Our guide, Bert, also gave a bit of a natural history lesson, including how to differentiate the sex of the smaller rays (anything over a two-foot wingspan was a female). Very knowledgeable, he did disseminate a few impossibilities such as how "unborn pups suck milk from one of a female's six teats prior to live birth." I desisted from any argument on milking a fish. Histotroph doesn't have the same emotional resonance as milk.
Bert was a magnetic guide, bringing alive the lure of the islands and his fondness for the animals. He patiently showed everyone how to gently handle and hold the stingrays, chest to the face of the animal, gently supporting the wings and keeping its eyes immersed. The biggest challenge was simultaneously keeping footing in the choppy water. Many of the rays had broken barbs, and I wondered just how many had lodged in tourist's feet or elsewhere. My question was partly answered when we met a young local girl who had previously been stung in the chest. I noted the experience was not enough to keep her away from the bar, and last I saw her she was gently guiding a small male ray to her father's boat for show and tell.
|The rays get a little frisky when they sense food scraps.|
We also fed the rays pieces of squid, which was a bit like being sucked on by a vacuum cleaner and only mildly disconcerting, though the suction was derived from a mouth. Though there is no risk of injury, Bert showed the proper way to feed the rays--thumb tucked away, holding the food above a fist--to prevent having fingers sucked into the animal's mouth. The suction power of the fish was illustrated when one teenager in our group had the hair vacuumed off a patch of his arm by one overeager stingray in a hurry to beat out the swarming competition.
|Bert instructs Stacey on how to handle a ray.|
We did have snorkel masks available, but I found that did not add to the experience.
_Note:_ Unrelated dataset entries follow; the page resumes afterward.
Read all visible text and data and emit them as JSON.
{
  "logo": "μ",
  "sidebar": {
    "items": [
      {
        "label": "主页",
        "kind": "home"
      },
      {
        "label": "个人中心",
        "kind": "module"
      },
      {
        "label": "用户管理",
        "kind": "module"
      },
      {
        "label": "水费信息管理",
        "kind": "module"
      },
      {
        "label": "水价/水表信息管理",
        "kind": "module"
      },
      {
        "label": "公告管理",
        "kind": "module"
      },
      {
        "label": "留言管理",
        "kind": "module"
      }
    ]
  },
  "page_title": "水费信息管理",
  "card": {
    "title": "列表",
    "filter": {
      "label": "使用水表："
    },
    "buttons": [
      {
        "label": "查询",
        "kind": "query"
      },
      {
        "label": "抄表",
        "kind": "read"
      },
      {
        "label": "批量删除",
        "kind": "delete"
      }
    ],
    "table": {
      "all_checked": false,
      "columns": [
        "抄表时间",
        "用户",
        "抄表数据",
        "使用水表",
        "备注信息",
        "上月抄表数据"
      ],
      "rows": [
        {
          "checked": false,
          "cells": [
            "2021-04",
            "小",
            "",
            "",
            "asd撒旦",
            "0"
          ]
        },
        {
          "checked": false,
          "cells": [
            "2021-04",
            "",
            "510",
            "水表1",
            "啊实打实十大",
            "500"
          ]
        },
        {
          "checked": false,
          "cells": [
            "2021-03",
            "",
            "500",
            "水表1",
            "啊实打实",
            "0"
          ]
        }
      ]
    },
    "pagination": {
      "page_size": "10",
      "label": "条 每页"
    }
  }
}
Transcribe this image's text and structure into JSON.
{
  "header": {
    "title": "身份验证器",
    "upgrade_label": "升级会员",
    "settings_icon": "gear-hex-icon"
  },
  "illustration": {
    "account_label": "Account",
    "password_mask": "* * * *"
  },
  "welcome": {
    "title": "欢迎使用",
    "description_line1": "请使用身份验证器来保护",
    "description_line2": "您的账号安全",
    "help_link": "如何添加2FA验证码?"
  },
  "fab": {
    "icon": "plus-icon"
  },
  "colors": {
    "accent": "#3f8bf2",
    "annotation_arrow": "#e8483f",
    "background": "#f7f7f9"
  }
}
Either squatting or bending over to peer through goggles tended to make you lose your footing. Stacey could have stayed at Stingray City all day. For me, the thrill and novelty of interacting with the rays had just about worn off after 45 minutes, when it was time to return. The best way to avoid stepping on one of these partly buried living land-mines is to shuffle slowly, and I noted some of the blue-rinse set were most efficient at it as we angled back to the boat.
I'm usually ambivalent about beer, but a local Caybrew was the perfect thing on the ride back to the island. Even Stacey, no beer drinker, enjoyed a few sips. We took the next tender back to the Liberty after arrival at the port terminal.
|Always try the local brew.|
Cuba is a big obstacle in the way of return to Miami. I had wondered whether we would take the eastern or the western route around the island, which look equidistant on a map projection. Either way, the Cuban navy is the closest help for nearly a full day. Lately, it's good to know your options on a cruise ship. During dinner we settled the question, heading west toward the setting sun. For six days we've dodged its rays in caves, beneath palms and behind liberal amounts of sunscreen. But it's been a game of cat and mouse, where it's good to get caught in the warm, turquoise waters of the Caribbean.
|Grand Cayman was our last destination on the Carnival Liberty. She was a pleasant home for the week.|
April 25, 2013
We went to the Liberty's main show last night after dinner, a comic juggler named "Edge." I had very low expectations going in, but this guy was very, very good. Apparently, he used to headline for Ringling Brothers. Before the show a group of teens started "the wave", and after a few minutes they had the entire auditorium going in a semi-circle. The show made for a nice nightcap.
On previous evenings we went to a couple of the Punchliner comedy club routines. The comics have been different, which makes me suspect they trade off between ships at port.